##### Extracted material #####

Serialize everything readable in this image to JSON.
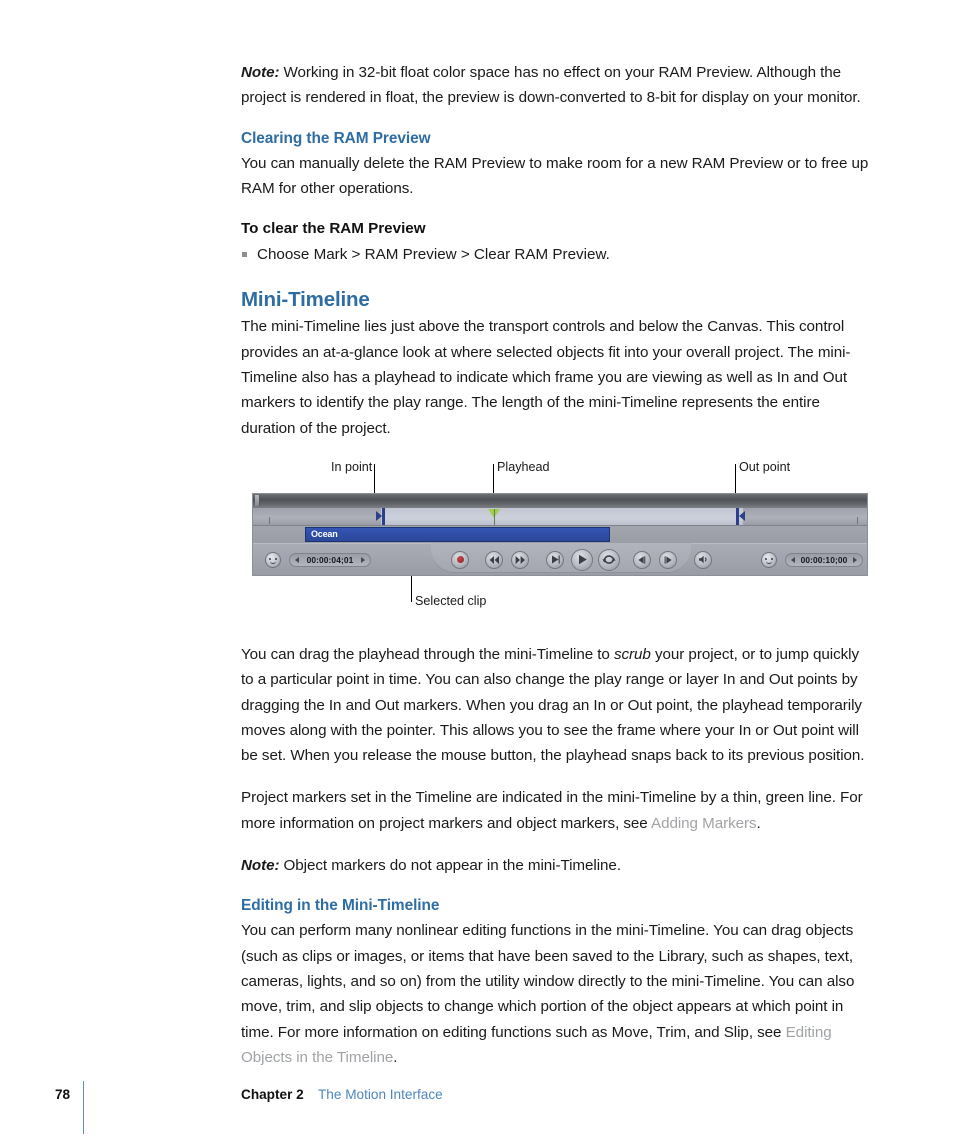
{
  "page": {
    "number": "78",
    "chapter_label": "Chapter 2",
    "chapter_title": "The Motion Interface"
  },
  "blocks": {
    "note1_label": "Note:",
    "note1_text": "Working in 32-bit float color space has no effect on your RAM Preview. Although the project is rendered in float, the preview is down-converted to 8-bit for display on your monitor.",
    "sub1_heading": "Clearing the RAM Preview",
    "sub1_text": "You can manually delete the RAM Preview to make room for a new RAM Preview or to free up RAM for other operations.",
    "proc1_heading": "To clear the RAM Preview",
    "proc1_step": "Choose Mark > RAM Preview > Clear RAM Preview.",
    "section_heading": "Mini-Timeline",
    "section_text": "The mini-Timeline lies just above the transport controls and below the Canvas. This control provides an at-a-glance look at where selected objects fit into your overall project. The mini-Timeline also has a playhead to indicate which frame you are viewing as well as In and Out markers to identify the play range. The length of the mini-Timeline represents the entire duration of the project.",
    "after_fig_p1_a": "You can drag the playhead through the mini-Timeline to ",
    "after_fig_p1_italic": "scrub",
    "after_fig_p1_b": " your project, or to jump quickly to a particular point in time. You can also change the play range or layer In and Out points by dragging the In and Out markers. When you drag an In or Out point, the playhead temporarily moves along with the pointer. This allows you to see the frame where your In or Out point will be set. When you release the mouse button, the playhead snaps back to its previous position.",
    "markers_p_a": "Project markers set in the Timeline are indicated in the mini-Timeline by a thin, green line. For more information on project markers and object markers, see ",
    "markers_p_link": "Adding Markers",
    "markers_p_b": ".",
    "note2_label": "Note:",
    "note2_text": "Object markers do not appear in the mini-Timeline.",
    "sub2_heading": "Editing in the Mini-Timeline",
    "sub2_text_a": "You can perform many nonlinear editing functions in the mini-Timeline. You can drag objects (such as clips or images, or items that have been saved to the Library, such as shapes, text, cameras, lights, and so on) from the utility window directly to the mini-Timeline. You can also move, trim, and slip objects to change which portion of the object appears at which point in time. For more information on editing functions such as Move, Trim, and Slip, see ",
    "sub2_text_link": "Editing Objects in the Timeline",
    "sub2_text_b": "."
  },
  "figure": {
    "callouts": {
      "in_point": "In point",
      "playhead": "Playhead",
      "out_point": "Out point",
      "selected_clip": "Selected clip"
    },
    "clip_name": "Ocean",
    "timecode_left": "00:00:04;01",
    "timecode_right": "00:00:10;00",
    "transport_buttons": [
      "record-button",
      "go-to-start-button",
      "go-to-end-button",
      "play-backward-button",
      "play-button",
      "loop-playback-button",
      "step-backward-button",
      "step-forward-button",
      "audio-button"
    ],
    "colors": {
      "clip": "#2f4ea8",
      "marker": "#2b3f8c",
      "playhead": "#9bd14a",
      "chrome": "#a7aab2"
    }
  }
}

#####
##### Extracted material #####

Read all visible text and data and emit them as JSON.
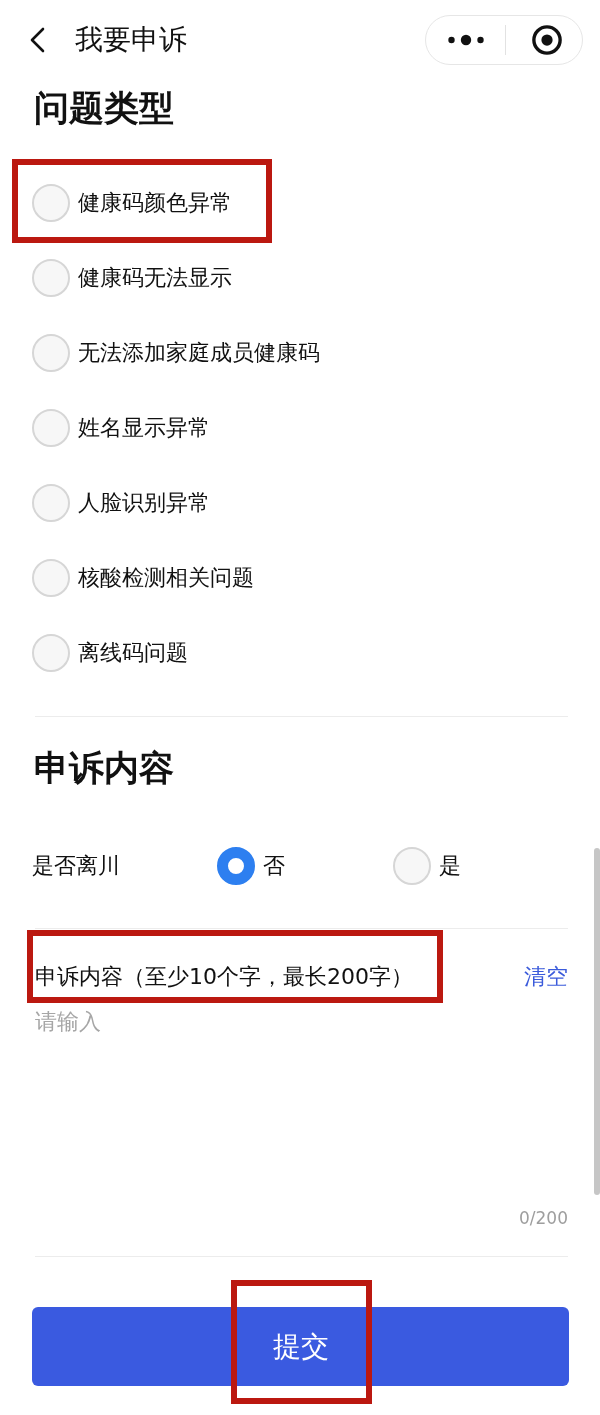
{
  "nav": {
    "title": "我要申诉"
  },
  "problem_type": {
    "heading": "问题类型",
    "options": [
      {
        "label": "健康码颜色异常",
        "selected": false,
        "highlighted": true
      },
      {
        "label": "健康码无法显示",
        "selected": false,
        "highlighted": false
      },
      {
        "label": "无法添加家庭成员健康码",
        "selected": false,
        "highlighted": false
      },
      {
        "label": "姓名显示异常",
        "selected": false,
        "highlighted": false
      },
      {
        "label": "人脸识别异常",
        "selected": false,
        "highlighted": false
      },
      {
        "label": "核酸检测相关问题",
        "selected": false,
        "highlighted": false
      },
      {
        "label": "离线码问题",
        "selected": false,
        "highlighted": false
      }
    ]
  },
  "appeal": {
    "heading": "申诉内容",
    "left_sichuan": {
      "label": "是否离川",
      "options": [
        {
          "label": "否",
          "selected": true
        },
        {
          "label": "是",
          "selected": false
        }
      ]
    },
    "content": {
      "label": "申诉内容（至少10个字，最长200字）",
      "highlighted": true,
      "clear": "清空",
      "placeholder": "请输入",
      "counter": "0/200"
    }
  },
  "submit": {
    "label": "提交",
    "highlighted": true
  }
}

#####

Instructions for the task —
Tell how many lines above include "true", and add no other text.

Exercise answer —
4